On doing what I say, not what I do

Okay, so this week's award for Most Egregious Use of Unrecognized Irony in a Newspaper Headline has to go to today's Washington Post for their story "Army Warns Iraqi Forces On Abuse Of Detainees."

In other news, Ann Coulter addresses the ACLU on the importance of religious tolerance and Lindsay Lohan lectures high school girls on the dangers of eating disorders.

Unfortunately, it's far from unusual to see pictures of Iraqi detainees cut and bruised from beatings with fists, sticks, and electrical cords, or to hear reports of confessions coaxed out by choking or electrical shock. We just haven't heard about the abuse coming from Iraqi security forces. And of course we're shocked. Just shocked!

Anyone with a couple of hours of Dr. Phil viewing in their past understands the flat basics of armchair psychology: abusive parents tend to raise abusive children. A kid who was beaten by his father will certainly recognize that beating your kids is bad, but is also more likely to resort to that same behavior when his own kids misbehave. It's the only way he knows to deal with kids; he knows that the beatings hurt, but he hasn't been shown an example of how to express his frustration/anger/disappointment any other way.

So now we have the very men responsible for the security of Iraq behaving exactly the same way. Interrogations and coerced confessions by beating and electrocution were status quo during Saddam Hussein's regime, so these Iraqi officers just assume that's the way things work. Unfortunately, the US has missed a great big opportunity to come in and show them how it's really done. Allegations surface every day about detainee abuse, most famously at Abu Ghraib, most recently at Guantanamo Bay.

How are these Iraqi officers going to learn acceptable interrogation techniques if not by example? So far, the US has a pretty good reputation for whacking the crap out of detainees while telling Iraqi officers, "Don't do this." Human Rights Watch says that since the first allegations were made back in October, little progress has been made to "enforce existing laws and put an end to" the abuse. Well, duh. The Iraqi officers have no reason to take the laws seriously if their US counterparts continue abusive behavior that has been condemned by their own superiors.

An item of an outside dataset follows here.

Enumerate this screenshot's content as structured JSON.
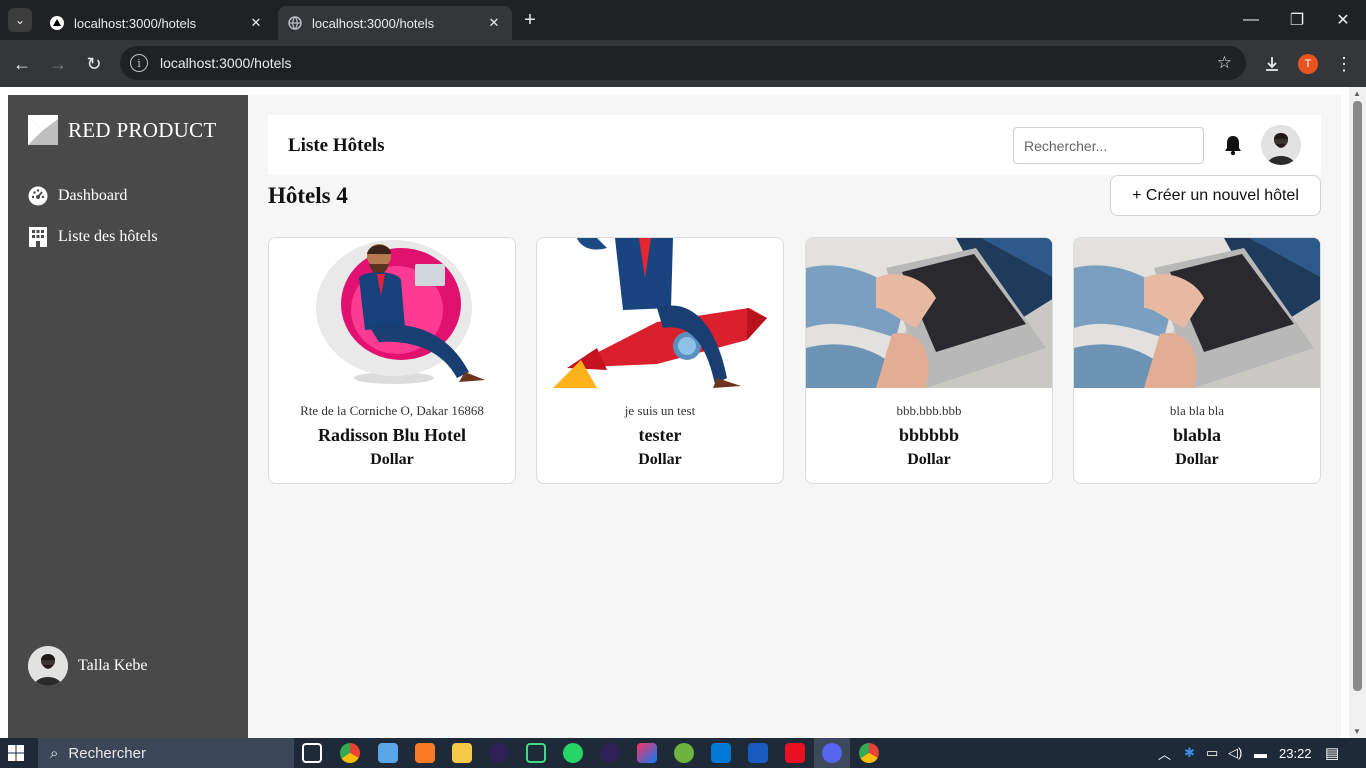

Army General George Casey wrote recently to his troops that "[i]t is very important that we never turn a blind eye to abuses, thinking that what Iraqis do with their own detainees is 'Iraqi business.' Nor can we wink at suspected transgressions." The job may be far harder than he expects. The Bible, proposed rulebook for good behavior in our supposedly Christian nation, tells us to remove the planks from our own eyes before going after the specks in our brothers'; the US military has to do both simultaneously, or "justice" in the newly democratic Iraq will be same playbook, different team.

No comments: